“Chain-Reaction-Groove” is another name for “Break Away” from the early 1979 Emotional Rescue sessions in Nassau. It has a very heavy beat, theatrical flourishes in the bridge and barely audible guide vocals. “Golden Caddy” is the fourth take on tape, a purely instrumental run-through of the contemplative tune.
“Down In The Hole” dates from the Emotional Rescue sessions from the latter half of 1979. This is the seven minute long take of the piece that would be substantially edited down for the album. This version had extended guitar passages playing off of Sugar Blue’s distorted, diabolical harp.
Finally, “Munich Hilton” makes it final appearance in the studio. The track first surfaced during the initial sessions for Some Girls in 1977 and would also appear (with vocals) in 1979. These takes are instrumental and include the memorable “Brown Leaves” melody.
The bonus tracks are two songs from Undercover, “Too Much Blood” and “She Was Hot,” taken from their respective video soundtracks. Both have substantial amounts of sound effects corresponding with the little “story” enacted in each. The music remains the same, however.

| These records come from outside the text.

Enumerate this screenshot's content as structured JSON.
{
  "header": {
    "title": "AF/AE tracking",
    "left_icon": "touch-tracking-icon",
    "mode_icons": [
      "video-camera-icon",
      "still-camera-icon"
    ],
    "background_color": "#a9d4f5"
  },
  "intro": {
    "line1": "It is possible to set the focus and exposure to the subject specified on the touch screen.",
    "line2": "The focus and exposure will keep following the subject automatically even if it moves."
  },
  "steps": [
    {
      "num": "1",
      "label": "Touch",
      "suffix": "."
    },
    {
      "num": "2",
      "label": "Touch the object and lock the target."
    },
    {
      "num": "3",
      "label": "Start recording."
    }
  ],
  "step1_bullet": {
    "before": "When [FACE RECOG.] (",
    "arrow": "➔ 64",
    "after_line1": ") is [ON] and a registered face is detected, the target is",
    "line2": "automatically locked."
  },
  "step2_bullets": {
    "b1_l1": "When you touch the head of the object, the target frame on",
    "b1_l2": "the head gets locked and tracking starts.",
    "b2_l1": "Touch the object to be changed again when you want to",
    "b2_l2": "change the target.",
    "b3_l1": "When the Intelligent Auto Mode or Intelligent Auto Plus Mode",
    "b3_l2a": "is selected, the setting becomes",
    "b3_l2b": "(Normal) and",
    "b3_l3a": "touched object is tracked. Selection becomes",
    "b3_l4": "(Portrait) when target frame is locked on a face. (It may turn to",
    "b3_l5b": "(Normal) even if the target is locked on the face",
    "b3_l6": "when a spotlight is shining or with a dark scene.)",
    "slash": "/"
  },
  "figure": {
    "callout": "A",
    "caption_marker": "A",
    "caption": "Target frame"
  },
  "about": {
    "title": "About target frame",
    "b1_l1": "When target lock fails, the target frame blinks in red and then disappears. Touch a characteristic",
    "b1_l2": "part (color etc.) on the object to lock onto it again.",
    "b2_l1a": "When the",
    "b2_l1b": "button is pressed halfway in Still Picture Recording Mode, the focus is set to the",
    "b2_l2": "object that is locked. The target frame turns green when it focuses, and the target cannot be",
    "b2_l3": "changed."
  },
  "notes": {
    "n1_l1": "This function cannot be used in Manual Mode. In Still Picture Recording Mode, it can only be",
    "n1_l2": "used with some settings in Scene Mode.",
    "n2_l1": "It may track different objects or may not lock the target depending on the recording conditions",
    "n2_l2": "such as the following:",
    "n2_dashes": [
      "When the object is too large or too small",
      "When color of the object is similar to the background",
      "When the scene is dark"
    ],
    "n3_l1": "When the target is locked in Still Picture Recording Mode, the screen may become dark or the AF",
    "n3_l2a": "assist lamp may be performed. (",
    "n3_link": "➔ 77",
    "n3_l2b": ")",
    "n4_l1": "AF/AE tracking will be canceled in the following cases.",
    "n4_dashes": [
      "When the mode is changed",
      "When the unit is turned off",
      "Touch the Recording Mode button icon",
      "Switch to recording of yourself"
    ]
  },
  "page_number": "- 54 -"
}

All Mixed Up is another good but redundant DAC release of well known Stones outtake material. The tapes run at the correct speed and the sound is very bass heavy. DAC also print the old vinyl cover on the inside of the insert.If you liked this review, buy me a cup of joe. (Suggested: $3 a shot or $7.5 for a double)